Inside the Norbulingka, the Dalai Lama found himself in a difficult position. The Chinese forces were restrained in part because they held out hope that the Dalai Lama would oppose the demonstrations, but to do so would put an end to Tibetan hopes for independence. If he came out in support of the demonstrators, he feared a bloodbath. But delay was only possible for so long.

On the morning of March 17, it appeared time had run out. Chinese artillery shells landed near the Norbulingka, and the Dalai Lama decided to flee the city. He was a vital propaganda piece for the Chinese, but puzzlingly no precaution to prevent his escape seemed to have been taken. That evening, dressed in civilian clothes along with members of his entourage, the Dalai Lama fled the palace and the capital. He has yet to return.
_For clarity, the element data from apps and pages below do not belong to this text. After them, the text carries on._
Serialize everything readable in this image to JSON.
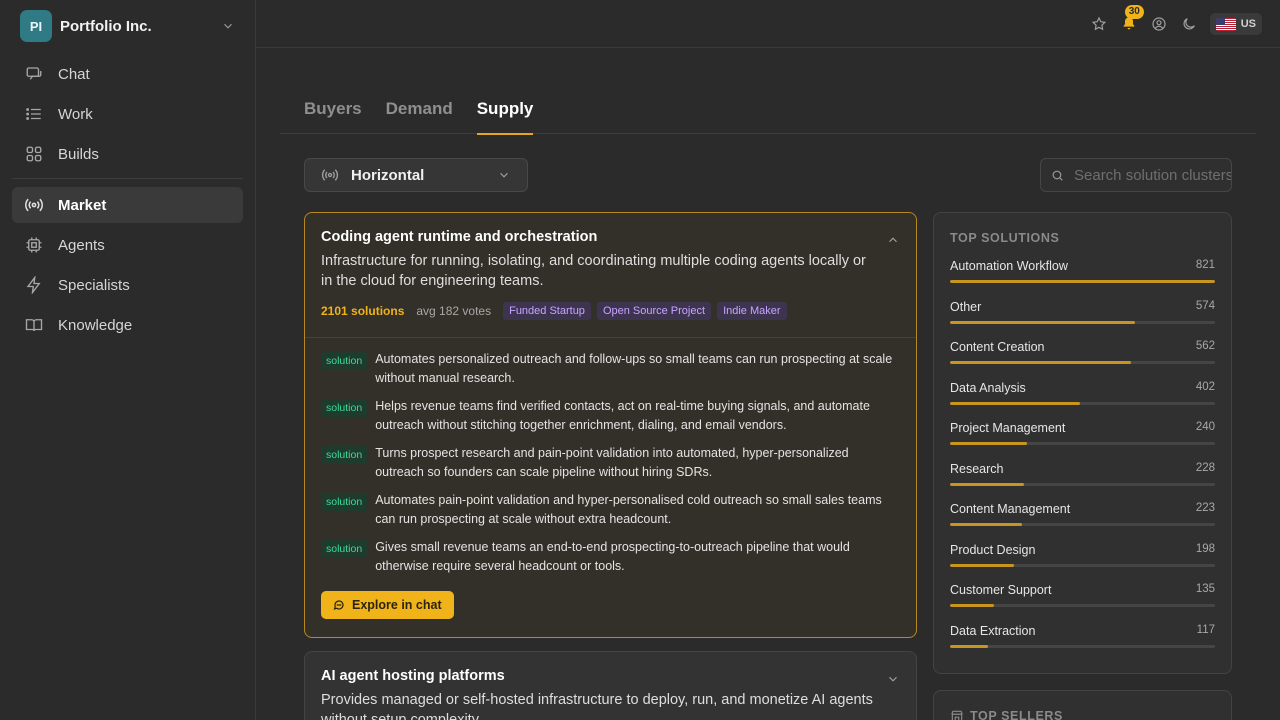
{
  "org": {
    "initials": "PI",
    "name": "Portfolio Inc."
  },
  "nav": {
    "primary": [
      {
        "label": "Chat",
        "icon": "chat-icon"
      },
      {
        "label": "Work",
        "icon": "list-icon"
      },
      {
        "label": "Builds",
        "icon": "grid-icon"
      }
    ],
    "secondary": [
      {
        "label": "Market",
        "icon": "broadcast-icon",
        "active": true
      },
      {
        "label": "Agents",
        "icon": "chip-icon"
      },
      {
        "label": "Specialists",
        "icon": "bolt-icon"
      },
      {
        "label": "Knowledge",
        "icon": "book-icon"
      }
    ]
  },
  "topbar": {
    "notifications": "30",
    "locale": "US"
  },
  "tabs": [
    "Buyers",
    "Demand",
    "Supply"
  ],
  "active_tab": "Supply",
  "filter": {
    "selected": "Horizontal"
  },
  "search": {
    "placeholder": "Search solution clusters"
  },
  "clusters": [
    {
      "title": "Coding agent runtime and orchestration",
      "description": "Infrastructure for running, isolating, and coordinating multiple coding agents locally or in the cloud for engineering teams.",
      "count": "2101 solutions",
      "avg": "avg 182 votes",
      "tags": [
        "Funded Startup",
        "Open Source Project",
        "Indie Maker"
      ],
      "solution_badge": "solution",
      "solutions": [
        "Automates personalized outreach and follow-ups so small teams can run prospecting at scale without manual research.",
        "Helps revenue teams find verified contacts, act on real-time buying signals, and automate outreach without stitching together enrichment, dialing, and email vendors.",
        "Turns prospect research and pain-point validation into automated, hyper-personalized outreach so founders can scale pipeline without hiring SDRs.",
        "Automates pain-point validation and hyper-personalised cold outreach so small sales teams can run prospecting at scale without extra headcount.",
        "Gives small revenue teams an end-to-end prospecting-to-outreach pipeline that would otherwise require several headcount or tools."
      ],
      "cta": "Explore in chat"
    },
    {
      "title": "AI agent hosting platforms",
      "description": "Provides managed or self-hosted infrastructure to deploy, run, and monetize AI agents without setup complexity."
    }
  ],
  "top_solutions": {
    "title": "TOP SOLUTIONS",
    "max": 821,
    "items": [
      {
        "name": "Automation Workflow",
        "value": 821
      },
      {
        "name": "Other",
        "value": 574
      },
      {
        "name": "Content Creation",
        "value": 562
      },
      {
        "name": "Data Analysis",
        "value": 402
      },
      {
        "name": "Project Management",
        "value": 240
      },
      {
        "name": "Research",
        "value": 228
      },
      {
        "name": "Content Management",
        "value": 223
      },
      {
        "name": "Product Design",
        "value": 198
      },
      {
        "name": "Customer Support",
        "value": 135
      },
      {
        "name": "Data Extraction",
        "value": 117
      }
    ]
  },
  "top_sellers": {
    "title": "TOP SELLERS"
  },
  "colors": {
    "accent": "#f0b31a",
    "solution_badge": "#3ddc97",
    "tag": "#c9a3ff"
  }
}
In the days that followed, the worst fears were realized. Chinese troops and artillery spread throughout the city and engaged with Tibetan protesters. Five days of intensive fighting ended when Chinese forces broke through lines defending the Jokhang Temple and captured the seat of resistance on March 23. Leaders of the protests were arrested, including Pamo Kusang, who organized and led the women’s protests on March 12.

The Dalai Lama slipped, undetected, out of Tibet at the end of March and established a government in exile in India. His government estimates that more than 80,000 Tibetans died in the uprising, though it is impossible to confirm those reports.

This Week in China’s History is a weekly column.